The expected answer comprises all lines from the entries that contain the string "content".

Component data from apps and pages:

*** Begin section ***

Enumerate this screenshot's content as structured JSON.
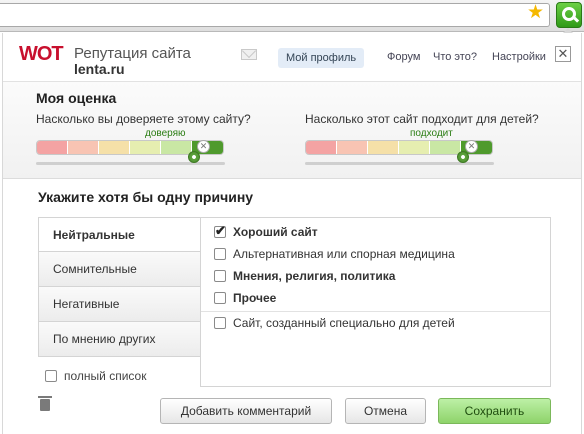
{
  "header": {
    "logo": "WOT",
    "title": "Репутация сайта",
    "site": "lenta.ru",
    "profile_label": "Мой профиль",
    "nav": [
      "Форум",
      "Что это?",
      "Настройки"
    ],
    "close": "✕"
  },
  "rating": {
    "heading": "Моя оценка",
    "trust": {
      "question": "Насколько вы доверяете этому сайту?",
      "verdict": "доверяю",
      "level": 0.85
    },
    "child": {
      "question": "Насколько этот сайт подходит для детей?",
      "verdict": "подходит",
      "level": 0.85
    },
    "scale_colors": [
      "#f4a3a3",
      "#f8c4b3",
      "#f5e0a8",
      "#e6eeb0",
      "#c9e7a4",
      "#4f9a2d"
    ]
  },
  "reasons": {
    "heading": "Укажите хотя бы одну причину",
    "categories": [
      "Нейтральные",
      "Сомнительные",
      "Негативные",
      "По мнению других"
    ],
    "active_category": 0,
    "items": [
      {
        "label": "Хороший сайт",
        "checked": true,
        "bold": true
      },
      {
        "label": "Альтернативная или спорная медицина",
        "checked": false,
        "bold": false
      },
      {
        "label": "Мнения, религия, политика",
        "checked": false,
        "bold": true
      },
      {
        "label": "Прочее",
        "checked": false,
        "bold": true
      },
      {
        "label": "Сайт, созданный специально для детей",
        "checked": false,
        "bold": false
      }
    ],
    "full_list_label": "полный список"
  },
  "buttons": {
    "comment": "Добавить комментарий",
    "cancel": "Отмена",
    "save": "Сохранить"
  }
}
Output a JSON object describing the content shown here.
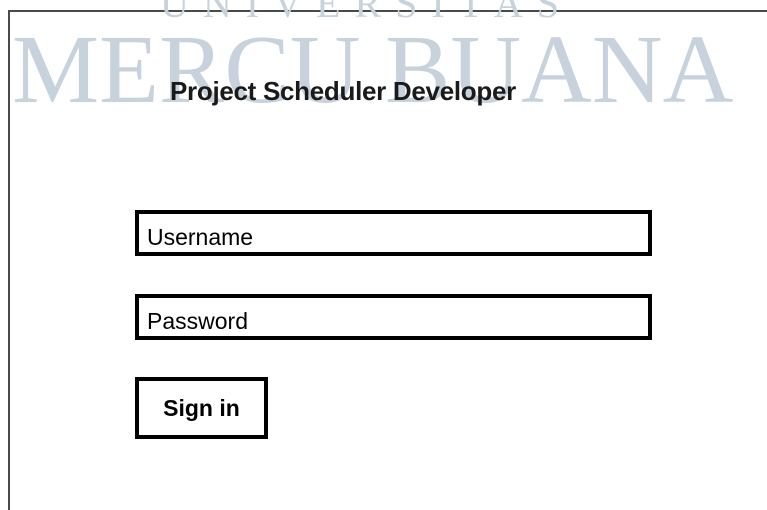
{
  "watermark": {
    "text": "MERCU BUANA",
    "top_text": "UNIVERSITAS"
  },
  "app": {
    "title": "Project Scheduler Developer"
  },
  "form": {
    "username_placeholder": "Username",
    "password_placeholder": "Password",
    "signin_label": "Sign in"
  },
  "colors": {
    "watermark": "#c8d2dc",
    "border": "#000000",
    "frame": "#4a4a4a"
  }
}
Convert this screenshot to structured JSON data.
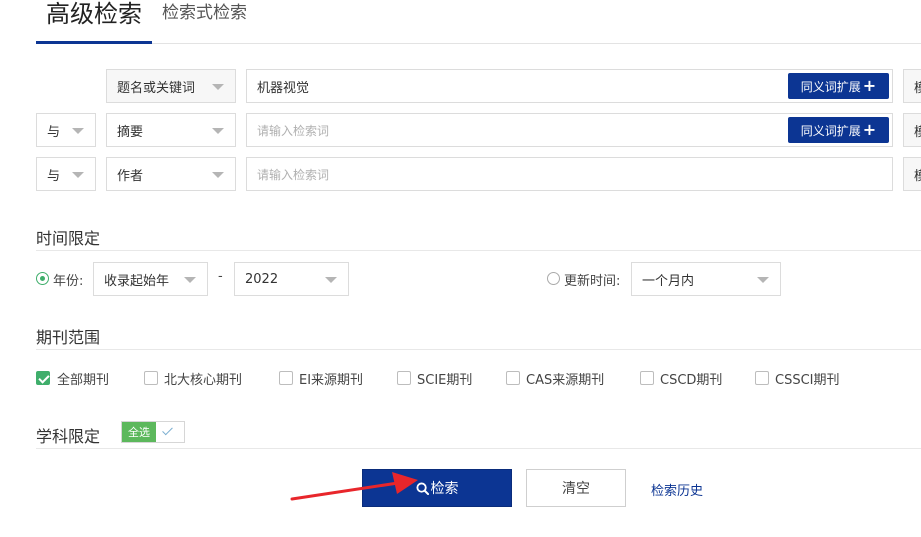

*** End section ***

Written answer:
Enumerate this screenshot's content as structured JSON.
Output a JSON object describing the content shown here.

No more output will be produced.